*** Opening of MATERIAL PROVIDED ***

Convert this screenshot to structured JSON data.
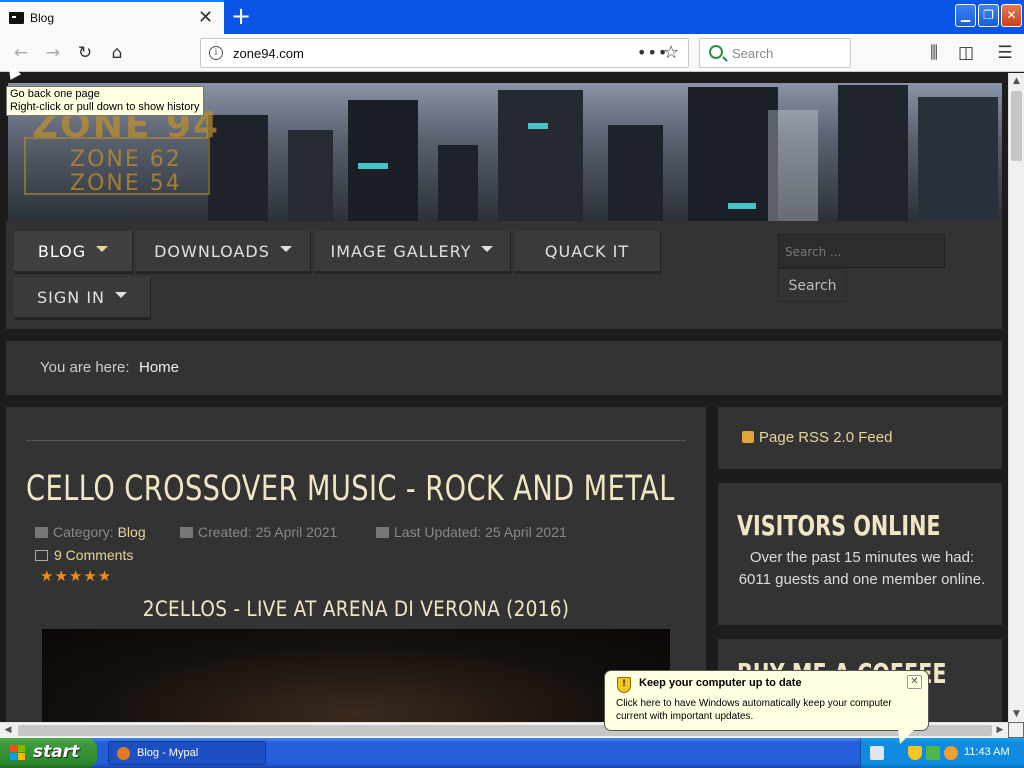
{
  "browser": {
    "tab_title": "Blog",
    "url": "zone94.com",
    "search_placeholder": "Search",
    "tooltip_line1": "Go back one page",
    "tooltip_line2": "Right-click or pull down to show history"
  },
  "site": {
    "logo_line1": "ZONE 94",
    "logo_line2": "ZONE 62",
    "logo_line3": "ZONE 54",
    "menu": [
      {
        "label": "BLOG"
      },
      {
        "label": "DOWNLOADS"
      },
      {
        "label": "IMAGE GALLERY"
      },
      {
        "label": "QUACK IT"
      },
      {
        "label": "SIGN IN"
      }
    ],
    "search_placeholder": "Search ...",
    "search_button": "Search",
    "breadcrumb_label": "You are here:",
    "breadcrumb_home": "Home"
  },
  "article": {
    "title": "CELLO CROSSOVER MUSIC - ROCK AND METAL",
    "category_label": "Category:",
    "category_value": "Blog",
    "created": "Created: 25 April 2021",
    "updated": "Last Updated: 25 April 2021",
    "comments": "9 Comments",
    "stars": "★★★★★",
    "video_title": "2CELLOS - LIVE AT ARENA DI VERONA (2016)"
  },
  "sidebar": {
    "rss": "Page RSS 2.0 Feed",
    "visitors_title": "VISITORS ONLINE",
    "visitors_text": "Over the past 15 minutes we had: 6011 guests and one member online.",
    "coffee_title": "BUY ME A COFFEE"
  },
  "notification": {
    "title": "Keep your computer up to date",
    "text": "Click here to have Windows automatically keep your computer current with important updates."
  },
  "taskbar": {
    "start": "start",
    "task": "Blog - Mypal",
    "time": "11:43 AM"
  },
  "colors": {
    "accent_gold": "#e8d59a",
    "title_cream": "#f1e6c4",
    "star_orange": "#ef8c1e",
    "xp_blue": "#245edb"
  }
}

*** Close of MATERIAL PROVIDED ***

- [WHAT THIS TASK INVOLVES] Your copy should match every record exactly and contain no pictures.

- [RESPONSE TO THE TASK]
Convert this screenshot to structured JSON data.
{
  "browser": {
    "tab_title": "Blog",
    "url": "zone94.com",
    "search_placeholder": "Search",
    "tooltip_line1": "Go back one page",
    "tooltip_line2": "Right-click or pull down to show history"
  },
  "site": {
    "logo_line1": "ZONE 94",
    "logo_line2": "ZONE 62",
    "logo_line3": "ZONE 54",
    "menu": [
      {
        "label": "BLOG"
      },
      {
        "label": "DOWNLOADS"
      },
      {
        "label": "IMAGE GALLERY"
      },
      {
        "label": "QUACK IT"
      },
      {
        "label": "SIGN IN"
      }
    ],
    "search_placeholder": "Search ...",
    "search_button": "Search",
    "breadcrumb_label": "You are here:",
    "breadcrumb_home": "Home"
  },
  "article": {
    "title": "CELLO CROSSOVER MUSIC - ROCK AND METAL",
    "category_label": "Category:",
    "category_value": "Blog",
    "created": "Created: 25 April 2021",
    "updated": "Last Updated: 25 April 2021",
    "comments": "9 Comments",
    "stars": "★★★★★",
    "video_title": "2CELLOS - LIVE AT ARENA DI VERONA (2016)"
  },
  "sidebar": {
    "rss": "Page RSS 2.0 Feed",
    "visitors_title": "VISITORS ONLINE",
    "visitors_text": "Over the past 15 minutes we had: 6011 guests and one member online.",
    "coffee_title": "BUY ME A COFFEE"
  },
  "notification": {
    "title": "Keep your computer up to date",
    "text": "Click here to have Windows automatically keep your computer current with important updates."
  },
  "taskbar": {
    "start": "start",
    "task": "Blog - Mypal",
    "time": "11:43 AM"
  },
  "colors": {
    "accent_gold": "#e8d59a",
    "title_cream": "#f1e6c4",
    "star_orange": "#ef8c1e",
    "xp_blue": "#245edb"
  }
}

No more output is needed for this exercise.